The Kingdom’s presence and support in providing technical knowledge and expertise to UNESCO’s Marine World Heritage Program is consistent with the priorities of the Ministry of Culture, MEWA, and more broadly, with those of Vision 2030.


Saudi labor minister urges Kingdom to increase economic role of charity sector

Updated 56 min 5 sec ago

Saudi labor minister urges Kingdom to increase economic role of charity sector

  • Saudi Minister of Labor and Social Development Ahmad Al-Rajhi said: “Our effort is to increase the share of the non-profit sector in GDP”

RIYADH: Saudi Arabia needed to increase the contribution of the non-profit sector to the Kingdom’s economic and social development, the country’s labor minister told business conference delegates on Thursday.

Moderating a session on the subject during the final day of the Riyadh Economic Forum (REF), Saudi Minister of Labor and Social Development Ahmad Al-Rajhi said: “Our effort is to increase the share of the non-profit sector in GDP.”

Describing the non-profit sector as the third pillar of sustainable economic development, the minister pointed out that in developed countries its average contribution toward GDP had reached 6 percent.
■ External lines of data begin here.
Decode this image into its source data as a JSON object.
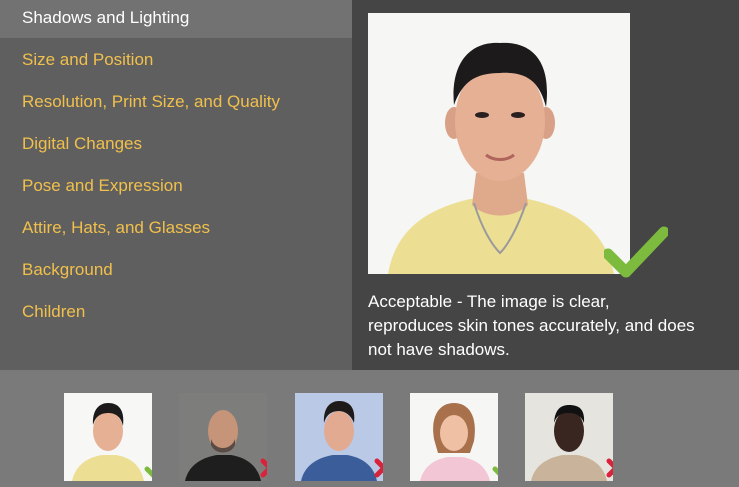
{
  "menu": {
    "items": [
      {
        "label": "Shadows and Lighting",
        "active": true
      },
      {
        "label": "Size and Position"
      },
      {
        "label": "Resolution, Print Size, and Quality"
      },
      {
        "label": "Digital Changes"
      },
      {
        "label": "Pose and Expression"
      },
      {
        "label": "Attire, Hats, and Glasses"
      },
      {
        "label": "Background"
      },
      {
        "label": "Children"
      }
    ]
  },
  "viewer": {
    "status_icon": "checkmark-icon",
    "caption": "Acceptable - The image is clear, reproduces skin tones accurately, and does not have shadows."
  },
  "thumbnails": [
    {
      "status": "acceptable",
      "icon": "checkmark-icon"
    },
    {
      "status": "unacceptable",
      "icon": "x-mark-icon"
    },
    {
      "status": "unacceptable",
      "icon": "x-mark-icon"
    },
    {
      "status": "acceptable",
      "icon": "checkmark-icon"
    },
    {
      "status": "unacceptable",
      "icon": "x-mark-icon"
    }
  ],
  "colors": {
    "accent": "#f1c04c",
    "check": "#7dbb3e",
    "cross": "#d9233a"
  }
}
Referring to a REF study on the sector, he noted that it was only during the last decade that the Kingdom had come to realize its important role in economic development, social participation, job creation, and promoting the culture of teamwork.

“The non-profit sector contributes to Saudi Arabia’s GDP by one percent and our effort is to increase the share,” Al-Rajhi told the session’s attendees.
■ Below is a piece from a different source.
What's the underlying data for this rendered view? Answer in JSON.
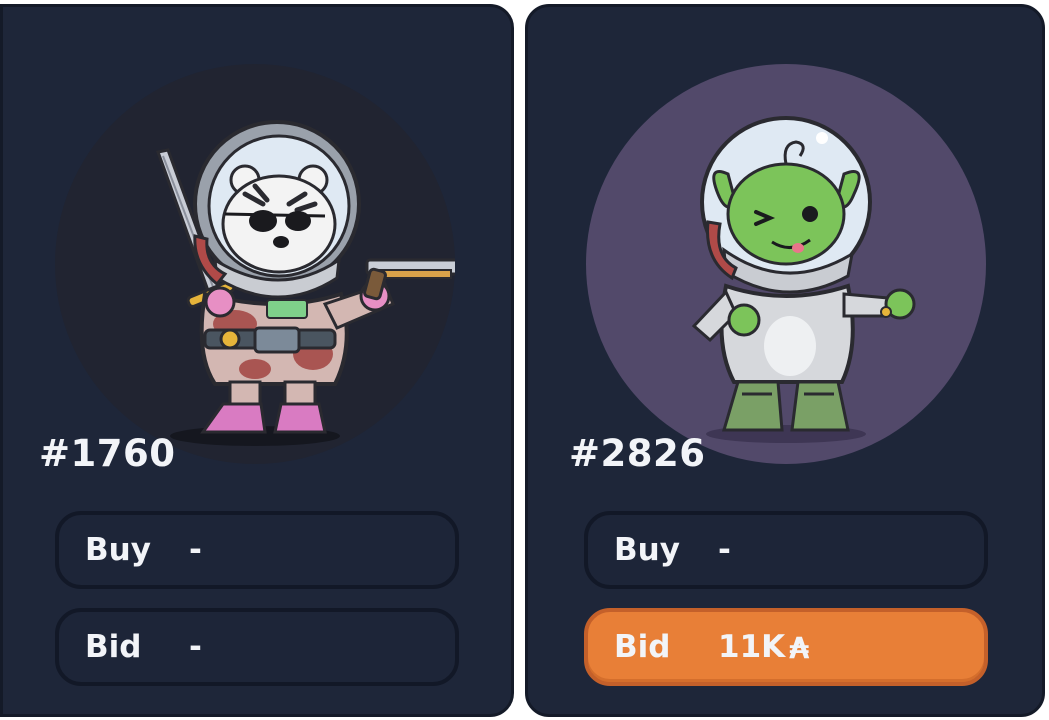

Presenting the REF study, Yousef bin Othman Al-Huzeim, secretary-general of Al-Anoud Charitable Foundation, said: “This sector, together with its substantial developmental roles, has become a criterion for the overall progress of nations and a yardstick of their civilization and humanitarian activity rather than a mere indicator of individuals’ income.”
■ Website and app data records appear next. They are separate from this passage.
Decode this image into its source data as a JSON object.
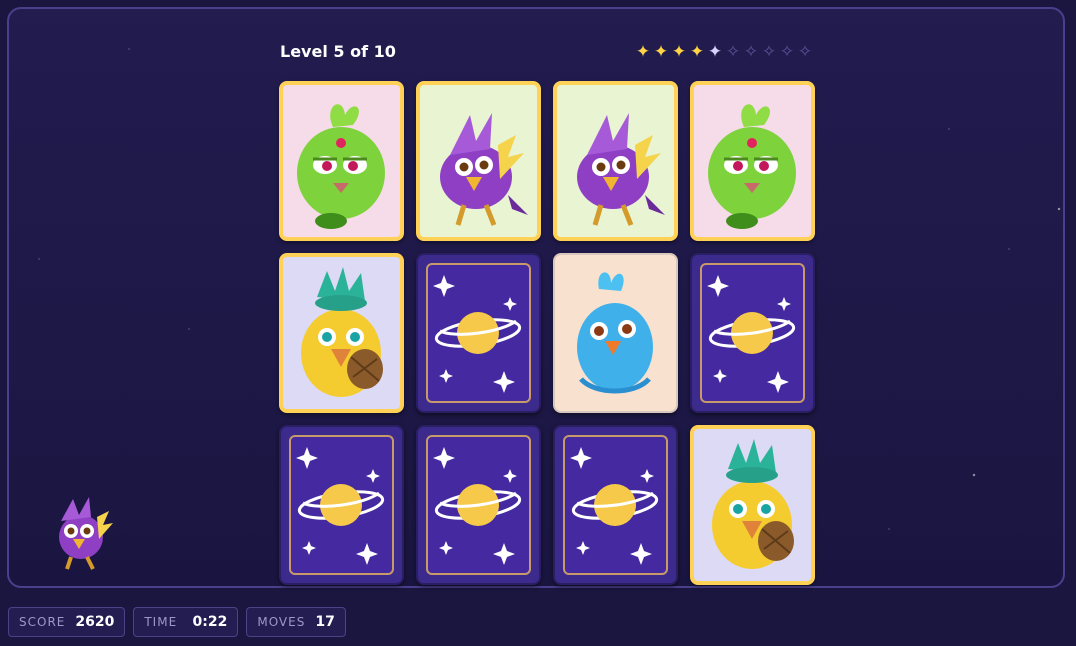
{
  "header": {
    "level_text": "Level 5 of 10",
    "stars": [
      "on",
      "on",
      "on",
      "on",
      "half",
      "off",
      "off",
      "off",
      "off",
      "off"
    ]
  },
  "cards": [
    {
      "state": "face",
      "creature": "green-sprout-chick",
      "bg": "pink"
    },
    {
      "state": "face",
      "creature": "purple-lightning-bird",
      "bg": "lime"
    },
    {
      "state": "face",
      "creature": "purple-lightning-bird",
      "bg": "lime"
    },
    {
      "state": "face",
      "creature": "green-sprout-chick",
      "bg": "pink"
    },
    {
      "state": "face",
      "creature": "yellow-pineapple-chick",
      "bg": "lav"
    },
    {
      "state": "back",
      "creature": "planet-card-back"
    },
    {
      "state": "face",
      "creature": "blue-water-bird",
      "bg": "peach"
    },
    {
      "state": "back",
      "creature": "planet-card-back"
    },
    {
      "state": "back",
      "creature": "planet-card-back"
    },
    {
      "state": "back",
      "creature": "planet-card-back"
    },
    {
      "state": "back",
      "creature": "planet-card-back"
    },
    {
      "state": "face",
      "creature": "yellow-pineapple-chick",
      "bg": "lav"
    }
  ],
  "hud": {
    "score_label": "SCORE",
    "score_value": "2620",
    "time_label": "TIME",
    "time_value": "0:22",
    "moves_label": "MOVES",
    "moves_value": "17"
  },
  "colors": {
    "star_on": "#ffd447",
    "card_border_matched": "#ffd257",
    "card_back": "#4429a0",
    "background": "#1b1640"
  }
}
He added that the sector had a key part to play in helping to realize the Saudi Vision 2030 goal of achieving sustainable development through diversification, and that the aim was to raise its level of contribution to the country’s GDP from 1 percent to 5 percent by 2030.

The study stressed the need to transform the sector from a mere initiative into an institutional entity concerned with social investment and integration, in cooperation with the public and private sectors.

Among its key findings, the study highlighted the requirement to increase the awareness of sector employees and supervising agencies about the development needs of society.

A lack of detailed information on the non-profit sector in the Kingdom was also having a negative effect on the extent of its contribution to economic and social development, the study found.

The media too had failed to give enough coverage to the sector and rules and regulations often stood in the way of any expansion in individual and community partnerships through charities and trusts.

Princess Nouf bint Mohammed Al-Saud, CEO of the King Khalid Foundation (KKF), said women were the most important enablers of the non-profit sector.

Currently, the most prominent development was the system of NGOs and philanthropic associations, and the stimulation of the sector to implement good governance, she added.

The princess urged the lifting of restrictions on money transfers to the non-profit sector and tax exemptions on charities and donations.

The KKF had issued a number of regulations to help the non-profit sector, she said, but there was still a need for the creation of more executive programs in order to realize Vision 2030 goals.

Rajaa bin Manahi Al-Marzouqi, a professor of economics at Prince Saud Al-Faisal Institute for Diplomatic Studies, in Riyadh, said: “If we look at any economy, it consists of three important sectors, which are the government, private, and non-profit sectors. There is a need to develop the non-profit sector in such a way that it sustains in the long run and contributes to socio-economic development.”